Background: Heart failure patients have frequent readmissions for acute decompensated heart failure (ADHF).
Aims: To examine the feasibility, safety and outcomes of outpatient intravenous (IV) diuretic therapy in treating ADHF.
Methods: A retrospective analysis was performed of all patients included in a hospital-based heart failure disease management programme, who received outpatient IV diuretic therapy for the management of ADHF between 2002 and 2006. Changes in clinical and biochemical parameters from time of therapy to stability were measured.
Results: One hundred and seven patients (mean age 71+/-11 years) received outpatient IV diuretic therapy for ADHF IV diuretic administration reduced weight (p<0.001), blood pressure (p<0.01) and BNP (p=0.01). It increased urea (p=0.01) and creatinine (p=0.07). Seventy-two percent of patients stabilised following IV diuretics and did not require admission.
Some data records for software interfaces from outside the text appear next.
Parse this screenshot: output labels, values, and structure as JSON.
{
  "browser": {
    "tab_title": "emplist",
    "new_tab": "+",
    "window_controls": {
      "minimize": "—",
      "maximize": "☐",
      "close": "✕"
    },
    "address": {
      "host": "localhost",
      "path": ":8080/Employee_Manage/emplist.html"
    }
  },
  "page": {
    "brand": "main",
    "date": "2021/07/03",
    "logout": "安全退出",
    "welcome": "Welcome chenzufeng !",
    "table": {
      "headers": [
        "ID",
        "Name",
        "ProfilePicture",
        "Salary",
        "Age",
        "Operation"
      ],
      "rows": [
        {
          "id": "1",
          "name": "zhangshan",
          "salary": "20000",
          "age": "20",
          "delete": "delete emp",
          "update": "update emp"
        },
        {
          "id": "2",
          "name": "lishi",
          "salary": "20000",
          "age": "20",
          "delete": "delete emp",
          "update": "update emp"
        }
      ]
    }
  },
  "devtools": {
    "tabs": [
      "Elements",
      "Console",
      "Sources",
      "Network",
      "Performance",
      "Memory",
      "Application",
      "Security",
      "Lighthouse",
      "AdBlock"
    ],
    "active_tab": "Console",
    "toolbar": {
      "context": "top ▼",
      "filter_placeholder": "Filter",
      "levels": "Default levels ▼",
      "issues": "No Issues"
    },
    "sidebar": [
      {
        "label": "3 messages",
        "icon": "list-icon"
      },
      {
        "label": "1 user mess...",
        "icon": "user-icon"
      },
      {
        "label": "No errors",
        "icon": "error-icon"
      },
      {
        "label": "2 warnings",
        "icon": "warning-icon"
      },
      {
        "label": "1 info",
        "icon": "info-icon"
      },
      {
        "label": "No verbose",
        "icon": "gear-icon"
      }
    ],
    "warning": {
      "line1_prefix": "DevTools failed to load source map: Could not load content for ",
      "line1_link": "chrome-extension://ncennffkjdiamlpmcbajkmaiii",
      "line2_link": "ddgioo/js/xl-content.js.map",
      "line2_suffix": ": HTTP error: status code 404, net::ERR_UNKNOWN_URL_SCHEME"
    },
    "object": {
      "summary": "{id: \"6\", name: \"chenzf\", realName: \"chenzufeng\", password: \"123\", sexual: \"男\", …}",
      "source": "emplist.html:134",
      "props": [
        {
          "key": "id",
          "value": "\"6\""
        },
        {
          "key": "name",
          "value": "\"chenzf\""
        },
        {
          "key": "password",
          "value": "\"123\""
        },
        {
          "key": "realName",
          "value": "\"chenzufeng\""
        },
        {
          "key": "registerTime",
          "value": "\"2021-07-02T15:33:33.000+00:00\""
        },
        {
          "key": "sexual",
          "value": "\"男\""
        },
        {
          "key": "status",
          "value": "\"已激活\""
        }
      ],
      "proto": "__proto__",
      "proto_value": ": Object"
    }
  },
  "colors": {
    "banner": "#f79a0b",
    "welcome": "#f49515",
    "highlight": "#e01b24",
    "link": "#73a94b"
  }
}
No patients were hospitalised for hypotension or hypokalaemia. One patient was hospitalised for renal failure. Two patients died post admission.
Conclusion: Outpatient IV diuretic administration for ADHF is safe, cost effective and reduces hospitalisations. This service may expand the potential of a disease management programme to manage ADHF out of hospital and thereby reduce the hospital dependency of this condition.